However, there are still a number of loose ends. Students feel that Choi has not made an appropriate apology for the police intervention. There is also discontent about Choi’s lack of substantial action to protect students who underwent police investigation for leading the “confinement” of faculty members. Although Choi initially submitted a petition stating that she did “not want any legal charges pressed on the students,” the petition had no lasting influence as the students have been handed over to the Supreme Prosecutor’s Office. Choi has also denied all allegations regarding Chung.
For such unresolved problems, students and professors are voicing out their concerns through further demonstrations. On Nov. 3, the fourth and final mass demonstration took place in the presence of approximately 4,000 students and faculty members according to a statistic provided by students. The participants demanded that a thorough investigation of the suspicions involving Chung take place and that the current presidential election system be reformed.
Questions on future presidential election yet to be answered
“The current election system allows the school foundation to have far too much influence on selecting candidates,” stated Lim Dong-hoon, the professor of the Department of Korean Language & Literature during the demonstration on Nov. 3. “The faculty is considering the possibility of adopting a direct voting system. We are also going to hold a hearing on Nov. 11 to discuss a new direction for the presidential election is under way.”
The most recent election system was carried out by an indirect vote where the Board of Directors, comprised of eight members including the head director and the honorary president, chose between two candidates selected by professors. However, in the face of the unprecedented situation of the former president’s resignation, professors and students are raising their voice for a new, more democratic method of electing the president.
“Electing a new president should not be a mere act of filling an empty post, but a way to bring about a satisfactory and final end to the entire situation regarding Choi,” said a student who wished to remain anonymous. “I hope the election process be carried out in a considerate and democratic manner, even if it means the process becomes time-consuming.”
In the absence of a president, the presidential duties have temporarily been placed on the shoulders of Song Tuck-soo, Executive Vice President for Academic Affairs.
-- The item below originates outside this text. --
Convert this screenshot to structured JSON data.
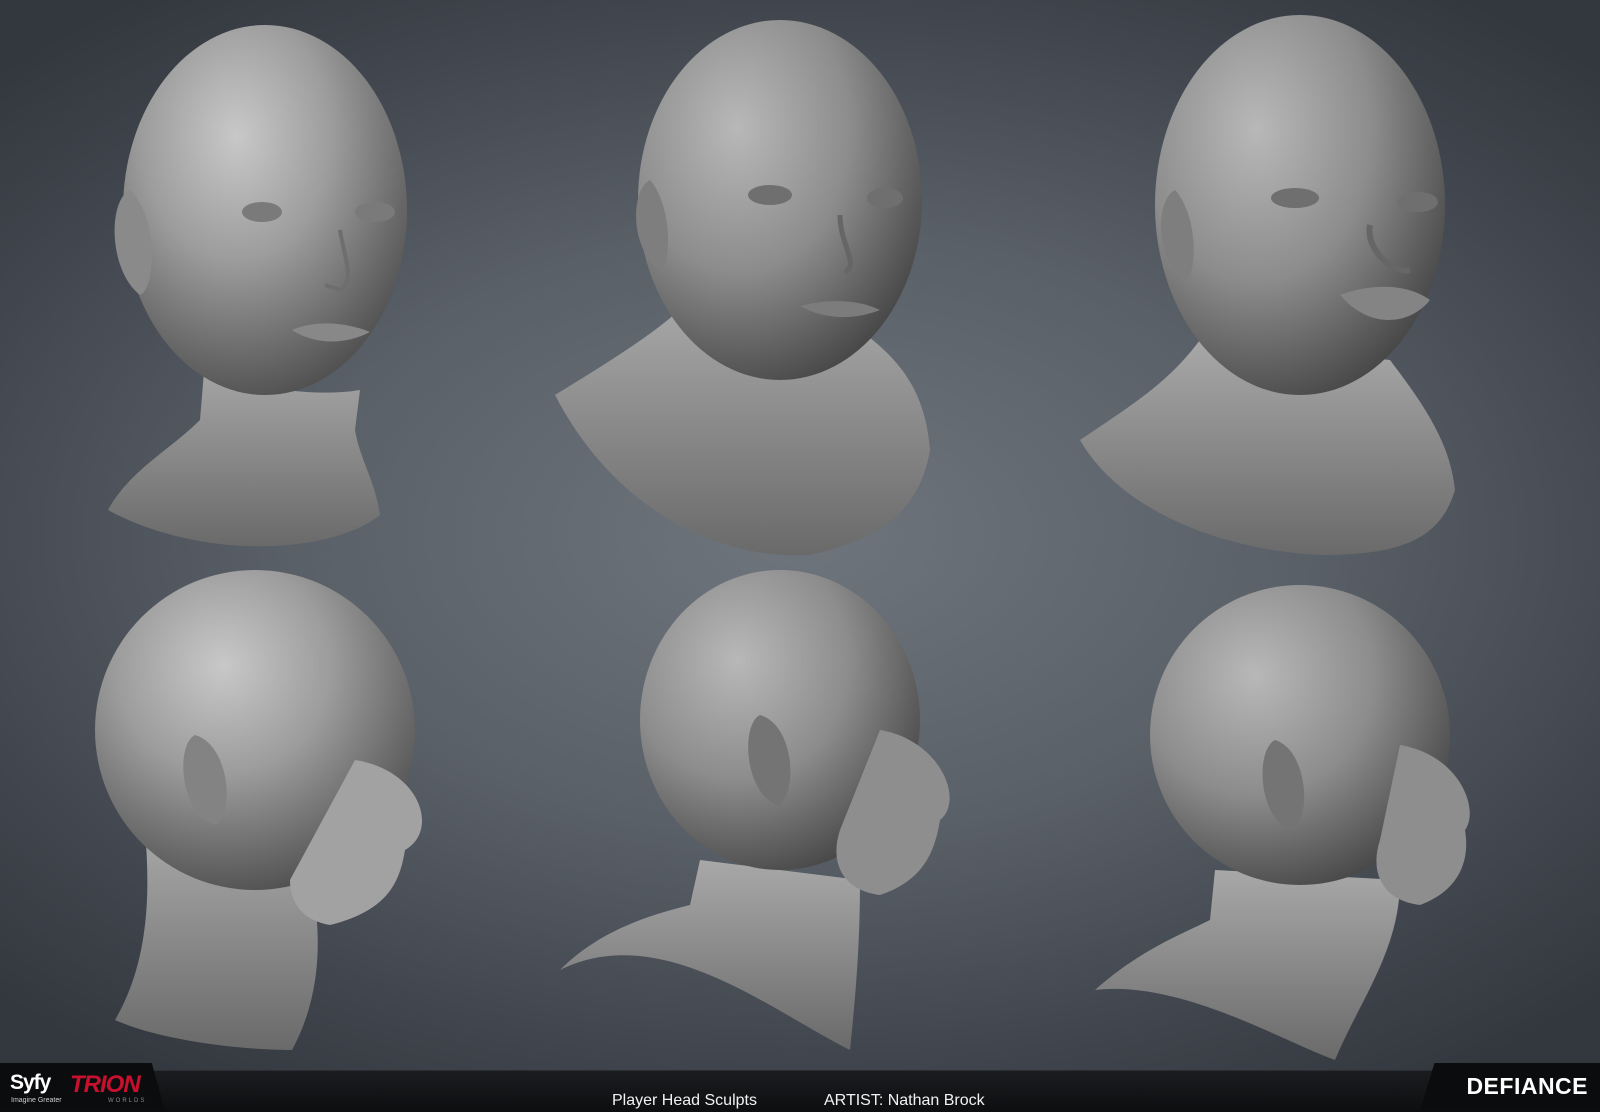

According to the head director of the Board of Directors, the new president is planned to be elected before the new semester begins. The term of the new president will be 4 years.